How it Ended, which packed out a sweltering C Venue in Edinburgh last August, is built around a love story that could have escaped from Little Women, had Louisa May Alcott lived in Wales during the Second World War.

Miss Watson Howes has achieved this using a multi-talented, international company with Welsh and Basque to the fore.
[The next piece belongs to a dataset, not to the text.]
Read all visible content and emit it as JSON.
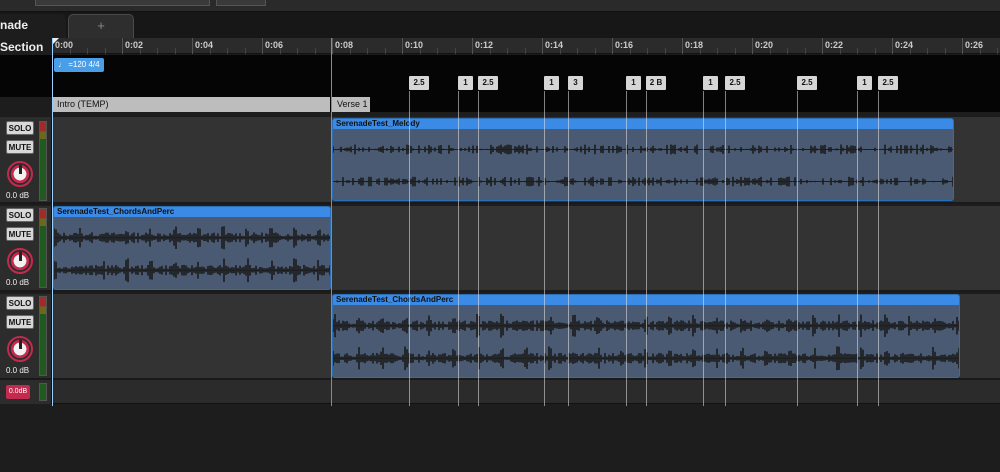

For an hour, they act, sing (very sweetly), dance and create their own soundscape on a series of instruments that are led by a radiogram, accordion and guitar but include all kinds of unorthodox percussion as well.

Thanks to the soundscape and deliberately dowdy costumes, the story that they tell evokes its period perfectly, immaculately recreating the highs and lows of wartime passion.

The first half focuses on the Edwards sisters, five orphans evacuated from Swansea to Pontypridd under the guidance of the noble eldest, Nerys (Fran Mould), who selflessly devotes her energies to bringing up her four younger siblings.

Their girlish pranks are interrupted by the arrival of a French RAF trainee flyer Raymond, a quiet type played by Roger Ribó. He instantaneously charms 18 year old Lillian (Kate Hewitt) and in three weeks, they are married.

At the end of the war a few months later, Raymond returns to discover his wife pregnant. He sweeps her back home to meet his parents and there, tragedy meets comedy with the introduction of Lillian to his stern Gallic Mother, Nathalie Meyer giving up her accordion (and temporarily sound effects) to take the part.

The play then develops into a kind of extended mother-in-law nightmare, impeccably realised by a company that believes in creating simple, naturalistic effects that speak volumes, even across a language barrier.

How it Ended is timeless, high class physical theatre that can make one both laugh and cry, while recognising the kinds of tiny problems that wars can create amidst the far more serious carnage.

There is little like this in London at the moment. It looks and sounds good, as well as telling an engrossing tale. Don't miss out.

Reviewer: Philip Fisher